Leaders who recognize our new reality as an opportunity will be able to accelerate their organizations through crisis to recovery faster than those who don’t.
“’Find a quiet room and close the door…’ People mean well, but let’s face it: the boundary between work and home has blurred. Here’s to relaxing our expectations for virtual meetings. Interruptions are part of our new reality. We’re all BBC dad now.”
When Adam Grant tweeted this, 21 states had stay-at-home directives in place, many schools had announced temporary closures, and President Donald Trump was steadfast that the country would reopen by Easter.

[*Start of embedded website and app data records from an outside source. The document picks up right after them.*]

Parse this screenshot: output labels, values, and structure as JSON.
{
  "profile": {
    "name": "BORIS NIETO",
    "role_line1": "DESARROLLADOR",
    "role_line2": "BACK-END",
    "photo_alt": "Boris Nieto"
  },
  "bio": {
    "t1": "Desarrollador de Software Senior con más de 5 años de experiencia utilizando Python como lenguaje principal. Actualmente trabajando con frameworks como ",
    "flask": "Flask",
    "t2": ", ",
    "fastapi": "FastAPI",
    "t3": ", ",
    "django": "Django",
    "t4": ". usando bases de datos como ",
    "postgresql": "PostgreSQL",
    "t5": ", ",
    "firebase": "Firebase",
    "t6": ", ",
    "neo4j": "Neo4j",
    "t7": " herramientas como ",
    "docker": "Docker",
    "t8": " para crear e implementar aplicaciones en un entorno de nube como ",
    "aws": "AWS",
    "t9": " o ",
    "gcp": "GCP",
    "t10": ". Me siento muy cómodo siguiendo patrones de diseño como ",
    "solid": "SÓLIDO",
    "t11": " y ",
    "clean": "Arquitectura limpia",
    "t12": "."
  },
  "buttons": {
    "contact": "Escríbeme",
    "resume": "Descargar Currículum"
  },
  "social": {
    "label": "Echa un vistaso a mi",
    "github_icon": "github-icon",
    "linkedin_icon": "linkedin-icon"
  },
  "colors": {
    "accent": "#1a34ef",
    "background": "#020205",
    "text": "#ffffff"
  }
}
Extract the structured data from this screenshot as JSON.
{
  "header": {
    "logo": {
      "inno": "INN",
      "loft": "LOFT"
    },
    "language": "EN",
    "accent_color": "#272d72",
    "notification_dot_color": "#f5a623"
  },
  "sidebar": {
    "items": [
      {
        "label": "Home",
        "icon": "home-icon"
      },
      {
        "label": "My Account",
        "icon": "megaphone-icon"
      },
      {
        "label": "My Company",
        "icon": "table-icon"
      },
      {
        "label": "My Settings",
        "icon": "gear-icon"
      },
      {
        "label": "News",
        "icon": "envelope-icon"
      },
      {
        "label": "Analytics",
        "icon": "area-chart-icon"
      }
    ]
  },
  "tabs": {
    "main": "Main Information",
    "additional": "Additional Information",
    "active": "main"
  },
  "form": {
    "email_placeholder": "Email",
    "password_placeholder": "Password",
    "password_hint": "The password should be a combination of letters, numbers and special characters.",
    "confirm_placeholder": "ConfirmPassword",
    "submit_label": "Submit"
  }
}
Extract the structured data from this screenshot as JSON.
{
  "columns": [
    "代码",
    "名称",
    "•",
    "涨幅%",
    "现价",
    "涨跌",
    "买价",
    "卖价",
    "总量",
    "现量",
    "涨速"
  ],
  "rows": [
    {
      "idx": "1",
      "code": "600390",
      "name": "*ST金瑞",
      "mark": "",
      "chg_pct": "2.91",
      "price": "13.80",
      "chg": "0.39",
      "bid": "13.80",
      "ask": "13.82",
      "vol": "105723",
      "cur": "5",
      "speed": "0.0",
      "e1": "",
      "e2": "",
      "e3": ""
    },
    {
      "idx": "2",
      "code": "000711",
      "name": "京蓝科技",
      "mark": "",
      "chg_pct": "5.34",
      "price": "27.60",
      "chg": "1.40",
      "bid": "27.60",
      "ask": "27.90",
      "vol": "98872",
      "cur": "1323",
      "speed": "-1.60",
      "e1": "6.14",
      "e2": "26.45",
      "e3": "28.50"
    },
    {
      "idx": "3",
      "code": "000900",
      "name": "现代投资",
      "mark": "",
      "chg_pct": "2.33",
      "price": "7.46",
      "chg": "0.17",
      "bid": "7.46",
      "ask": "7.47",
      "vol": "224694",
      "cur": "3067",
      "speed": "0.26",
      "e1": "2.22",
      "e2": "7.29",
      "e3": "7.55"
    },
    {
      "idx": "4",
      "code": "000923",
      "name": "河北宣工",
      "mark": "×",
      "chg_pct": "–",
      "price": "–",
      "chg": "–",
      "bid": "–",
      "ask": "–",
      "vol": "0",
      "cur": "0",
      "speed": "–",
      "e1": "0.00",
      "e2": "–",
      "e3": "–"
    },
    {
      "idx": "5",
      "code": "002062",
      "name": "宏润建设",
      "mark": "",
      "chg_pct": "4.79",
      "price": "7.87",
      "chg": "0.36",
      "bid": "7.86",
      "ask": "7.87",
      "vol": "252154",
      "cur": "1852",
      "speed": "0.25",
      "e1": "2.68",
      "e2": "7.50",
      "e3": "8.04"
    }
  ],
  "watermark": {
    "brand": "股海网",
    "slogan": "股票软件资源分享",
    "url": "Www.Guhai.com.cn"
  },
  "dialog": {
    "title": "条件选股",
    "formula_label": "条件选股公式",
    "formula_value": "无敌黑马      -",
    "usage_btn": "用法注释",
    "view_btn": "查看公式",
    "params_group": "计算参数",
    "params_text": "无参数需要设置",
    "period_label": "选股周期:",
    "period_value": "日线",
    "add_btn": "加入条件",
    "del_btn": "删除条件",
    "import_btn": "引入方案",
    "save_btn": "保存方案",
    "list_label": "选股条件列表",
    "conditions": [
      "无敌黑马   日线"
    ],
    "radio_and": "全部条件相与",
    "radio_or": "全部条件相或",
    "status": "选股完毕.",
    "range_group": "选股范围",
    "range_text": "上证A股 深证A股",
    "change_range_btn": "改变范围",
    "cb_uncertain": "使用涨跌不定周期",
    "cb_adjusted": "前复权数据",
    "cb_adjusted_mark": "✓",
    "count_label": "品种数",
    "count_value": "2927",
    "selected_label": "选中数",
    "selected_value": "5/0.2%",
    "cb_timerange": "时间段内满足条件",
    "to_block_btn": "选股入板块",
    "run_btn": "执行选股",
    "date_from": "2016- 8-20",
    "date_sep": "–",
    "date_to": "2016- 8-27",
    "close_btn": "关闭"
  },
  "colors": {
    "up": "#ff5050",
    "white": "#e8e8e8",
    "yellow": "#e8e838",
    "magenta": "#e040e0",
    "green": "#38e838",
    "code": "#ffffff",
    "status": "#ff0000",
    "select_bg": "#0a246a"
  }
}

Fast forward eight weeks. More than 62 percent of employed Americans are working from home, and all but eight states have closed schools for the remainder of the year. At the same time, more than half of the 42 states that enacted stay-at-home directives have begun to ease these directives and open their economies in a meaningful way or have announced plans to do so soon.
Even as the country begins to reopen, corporate America is not rushing to bring employees back to into the office. Capital One has told employees they will be working remotely through Labor Day and possibly longer. Amazon is saying October. Google and Facebook have announced that employees could be working from home until next year. Nationwide has gone so far as to shutter five offices and announce that its 4,000 will work from home permanently.
Let’s face it, the boundary between work and home has blurred, and for those with children, we are all BBC dad now – and for the foreseeable future.
Leaders that recognize this new reality as an opportunity and fundamentally redesign their organizations and ways of working will recover faster and stronger than those who don’t.
It also means increasing communication and transparency and trusting one another.
To be successful, leaders will need to model the desired behaviors and will need to align the organization around their future vision.
Further, more than ever, empathy will be the hallmark of effective leaders and successful organizations. Leaders who lead with empathy and who build a culture of empathy will be more likely to accelerate their organizations through to recovery than those who don’t.